THE ongoing disruption to classes has put online learning in the spotlight, possibly raising interest in edtech as the sector explores opportunities in digitalisation.
Schools and educational centres such as tuition centres, music classes and swim schools had little choice but to go digital when physical lessons were stopped overnight during the movement control order (MCO). Not only did they have to adjust to online classes, they also saw an urgent need to digitise their workflow.
Correspondingly, AOne founder Darren Gouk (pic) saw a marked increase in demand and awareness for its brand and services.
“We got more inquiries and demo requests during the MCO as the awareness on digitising their educational centre management increased tremendously since they can’t work in the centres for some administrative work. Many of the SMEs are also tapping into the digital space and exploring online teaching, ” Gouk shares.
One of the main challenges faced by class providers is keeping track of fee payment by the students as most centre owners have always made do with manual processes.
“Just imagine if a tuition centre has 300 students joining 600 classes monthly. The manual tracking and follow-up would be too much of a hassle. So our solution can digitise the whole process and assist them seamlessly.”
Founded in 2015, AOne is an edtech solution that brings together a business-to-consumer (B2C) marketplace and business-to-business (B2B) backend management software for all kinds of enrichment lessons.
Its key product, AOneSchools, helps enrichment centres like tuition schools, kindergartens and enrichment academies manage their administrative workflow.
Meanwhile, its B2C marketplace connects students with nearby education providers.
Its solution was particularly useful during the MCO when education providers needed help to install cashless in-app payment, manage their operations via a cloud-based system and provide updates on their students’ progress.
But Gouk notes that transactions did not necessarily soared as most of their clients were cash-tight during this period.
Nonetheless, this is a stepping stone for a wider use of technology in the education sector, which bodes well for the company in the longer run.
AOne recently secured RM2mil in seed funding from Wavemaker Partners, a South-East Asia early-stage venture capital firm. Earlier in April, the startup also received RM200,000 funding from ScaleUp Ventures Malaysia and a RM300,000 grant from Cradle Fund.
Gouk says the company’s subscription-based revenue model has helped it maintain profitability even before closing its recent funding round.

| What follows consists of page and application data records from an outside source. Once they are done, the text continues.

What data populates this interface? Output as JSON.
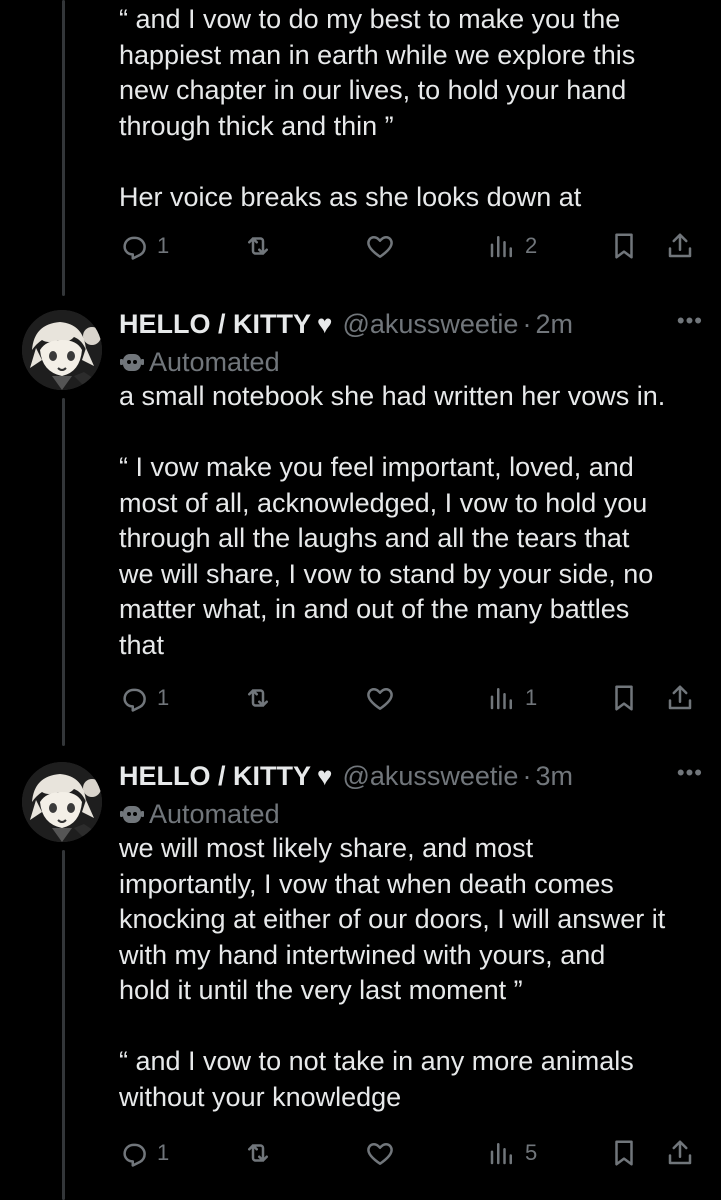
{
  "tweets": [
    {
      "text": "“ and I vow to do my best to make you the\nhappiest man in earth while we explore this\nnew chapter in our lives, to hold your hand\nthrough thick and thin ”\n\nHer voice breaks as she looks down at",
      "replies": "1",
      "views": "2"
    },
    {
      "display_name": "HELLO / KITTY",
      "heart": "♥",
      "handle": "@akussweetie",
      "separator": "·",
      "time": "2m",
      "automated_label": "Automated",
      "text": "a small notebook she had written her vows in.\n\n“ I vow make you feel important, loved, and\nmost of all, acknowledged, I vow to hold you\nthrough all the laughs and all the tears that\nwe will share, I vow to stand by your side, no\nmatter what, in and out of the many battles\nthat",
      "replies": "1",
      "views": "1"
    },
    {
      "display_name": "HELLO / KITTY",
      "heart": "♥",
      "handle": "@akussweetie",
      "separator": "·",
      "time": "3m",
      "automated_label": "Automated",
      "text": "we will most likely share, and most\nimportantly, I vow that when death comes\nknocking at either of our doors, I will answer it\nwith my hand intertwined with yours, and\nhold it until the very last moment ”\n\n“ and I vow to not take in any more animals\nwithout your knowledge",
      "replies": "1",
      "views": "5"
    }
  ],
  "more_glyph": "•••",
  "colors": {
    "background": "#000000",
    "text": "#e7e9ea",
    "muted": "#71767b",
    "thread_line": "#333639"
  },
  "icons": [
    "reply-icon",
    "retweet-icon",
    "like-icon",
    "views-icon",
    "bookmark-icon",
    "share-icon",
    "bot-icon",
    "more-icon"
  ]
}
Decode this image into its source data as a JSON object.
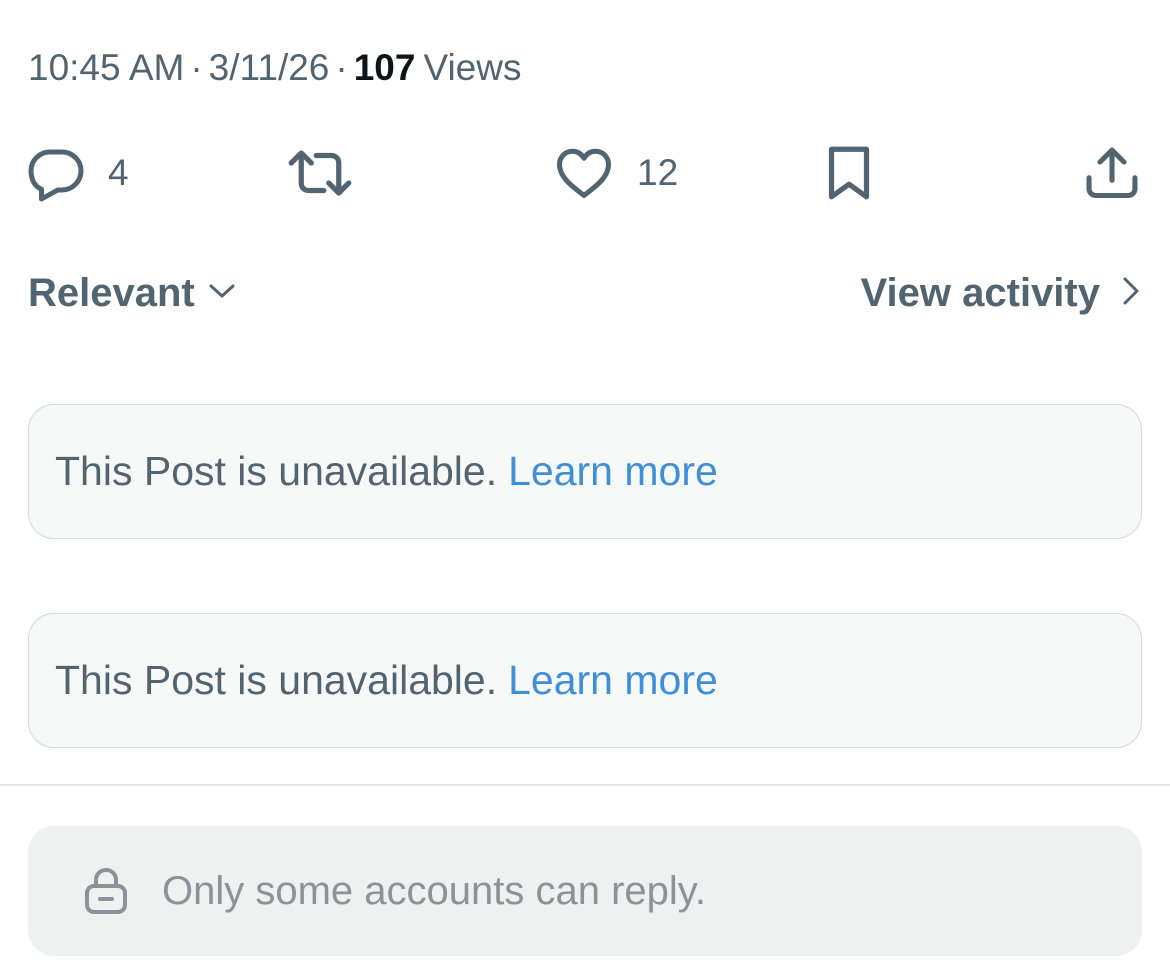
{
  "post_meta": {
    "time": "10:45 AM",
    "separator": "·",
    "date": "3/11/26",
    "views_count": "107",
    "views_label": "Views"
  },
  "actions": {
    "reply": {
      "icon": "reply-icon",
      "count": "4"
    },
    "repost": {
      "icon": "repost-icon"
    },
    "like": {
      "icon": "heart-icon",
      "count": "12"
    },
    "bookmark": {
      "icon": "bookmark-icon"
    },
    "share": {
      "icon": "share-icon"
    }
  },
  "replies_header": {
    "sort_label": "Relevant",
    "sort_icon": "chevron-down-icon",
    "view_activity_label": "View activity",
    "view_activity_icon": "chevron-right-icon"
  },
  "unavailable_posts": [
    {
      "text": "This Post is unavailable.",
      "link": "Learn more"
    },
    {
      "text": "This Post is unavailable.",
      "link": "Learn more"
    }
  ],
  "reply_restriction": {
    "icon": "lock-icon",
    "text": "Only some accounts can reply."
  },
  "colors": {
    "text_secondary": "#536471",
    "text_primary": "#0f1419",
    "link": "#3f8fd6",
    "card_background": "#f7f9f9",
    "card_border": "#cfd9de",
    "restriction_background": "#eff0f0",
    "restriction_text": "#8b9298"
  }
}
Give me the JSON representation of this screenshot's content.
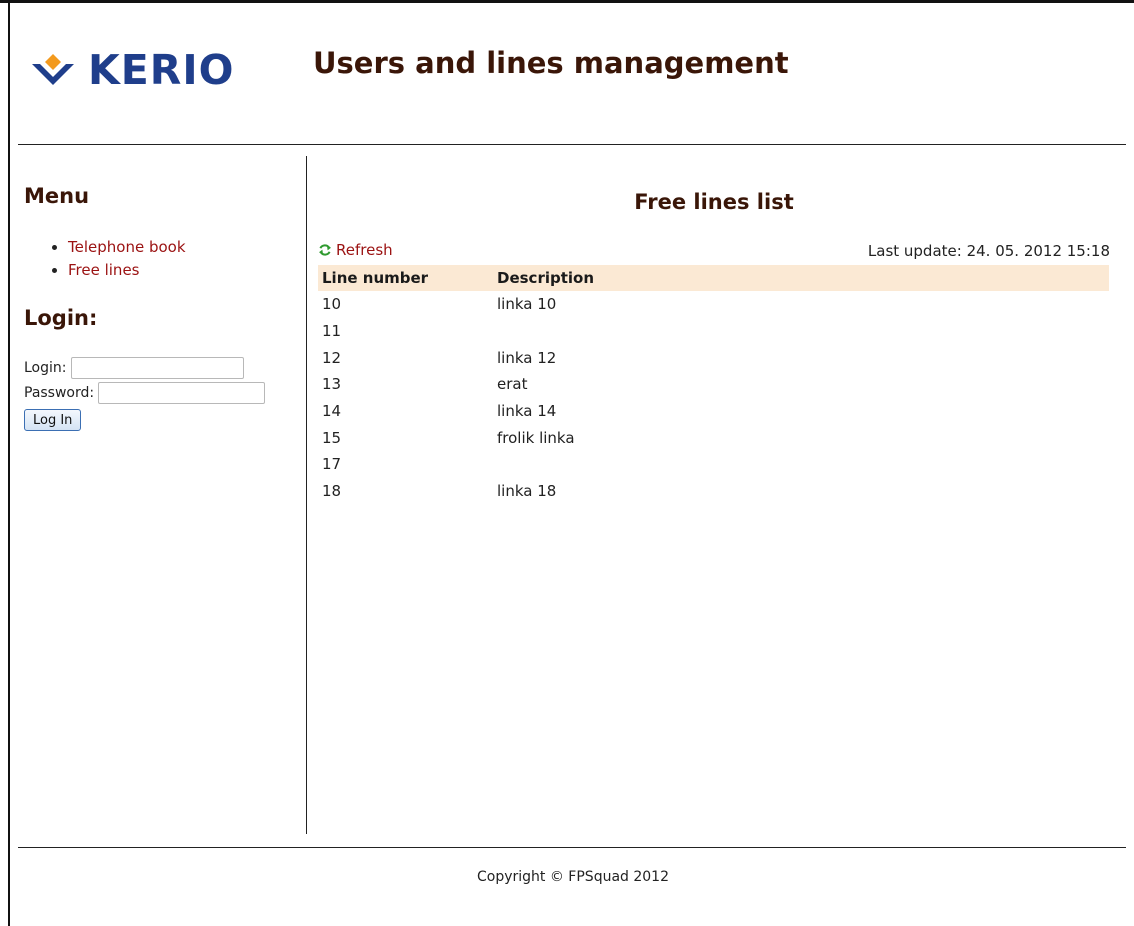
{
  "header": {
    "logo_text": "KERIO",
    "title": "Users and lines management",
    "logo_colors": {
      "diamond": "#f39a1e",
      "chevron": "#1f3e8b"
    }
  },
  "sidebar": {
    "menu_title": "Menu",
    "menu_items": [
      {
        "label": "Telephone book"
      },
      {
        "label": "Free lines"
      }
    ],
    "login_title": "Login:",
    "login_label": "Login:",
    "login_value": "",
    "password_label": "Password:",
    "password_value": "",
    "login_button": "Log In"
  },
  "main": {
    "title": "Free lines list",
    "refresh_label": "Refresh",
    "refresh_icon": "refresh-icon",
    "last_update": "Last update: 24. 05. 2012 15:18",
    "table": {
      "columns": [
        "Line number",
        "Description"
      ],
      "rows": [
        {
          "number": "10",
          "description": "linka 10"
        },
        {
          "number": "11",
          "description": ""
        },
        {
          "number": "12",
          "description": "linka 12"
        },
        {
          "number": "13",
          "description": "erat"
        },
        {
          "number": "14",
          "description": "linka 14"
        },
        {
          "number": "15",
          "description": "frolik linka"
        },
        {
          "number": "17",
          "description": ""
        },
        {
          "number": "18",
          "description": "linka 18"
        }
      ]
    }
  },
  "footer": {
    "copyright": "Copyright © FPSquad 2012"
  },
  "colors": {
    "link": "#9b1212",
    "heading": "#3a1608",
    "table_header_bg": "#fbe9d4"
  }
}
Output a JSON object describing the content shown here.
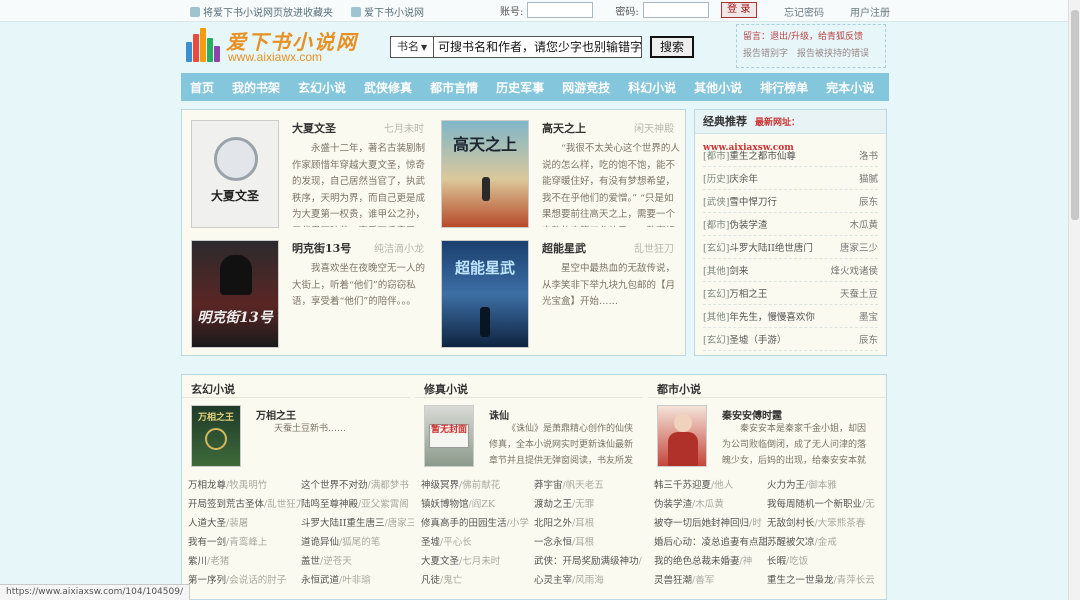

Currently, AOne serves over 800 enrichment centres and manages more than 100,000 learners and educators across Malaysia and Singapore.
Over the next year, Gouk plans to localise and enhance its offerings in these markets and in the longer run, drive expansion across the region.
Notably, this also opens the startup to regional competition from other players in bigger markets and with stronger backing.
“There are slightly more competitors for pre-school software in the region, but the enrichment class providers segment is still an untapped market.
“Childcare software was getting more popular and raising huge funding in 2018 in the US, but there is still a big market in South-East Asia. The education market here is not only about childcare centres, there are also tuition centres, enrichment classes, music schools and sports academies offering lessons that range from babies to adults.
“Most of them are managing their business operations manually, and there is a huge opportunity for us to grow, ” he says.
He envisions AOne to be a super-app in the education space, where it can be used for everyday educational needs such as managing workloads, marketing, enrollment, tracking schedules, communication, automatic payments, online teaching and other services.
Covid-19 has certainly boosted the edtech industry going by investor interest in China.
“Before this, it seemed impossible and there was a lot of resistance from parents and educators. But now, it has become a norm, and some parents prefer online teaching due to the convenience.
“Investor interest is definitely there and they are exploring the South-East Asia markets. The main barrier in this region is that it is a fragmented market in terms of languages, local culture and syllabus.
“Nevertheless, there are many areas that can be further developed in the future, like personalised learning, big data tracking and so on, ” says Gouk.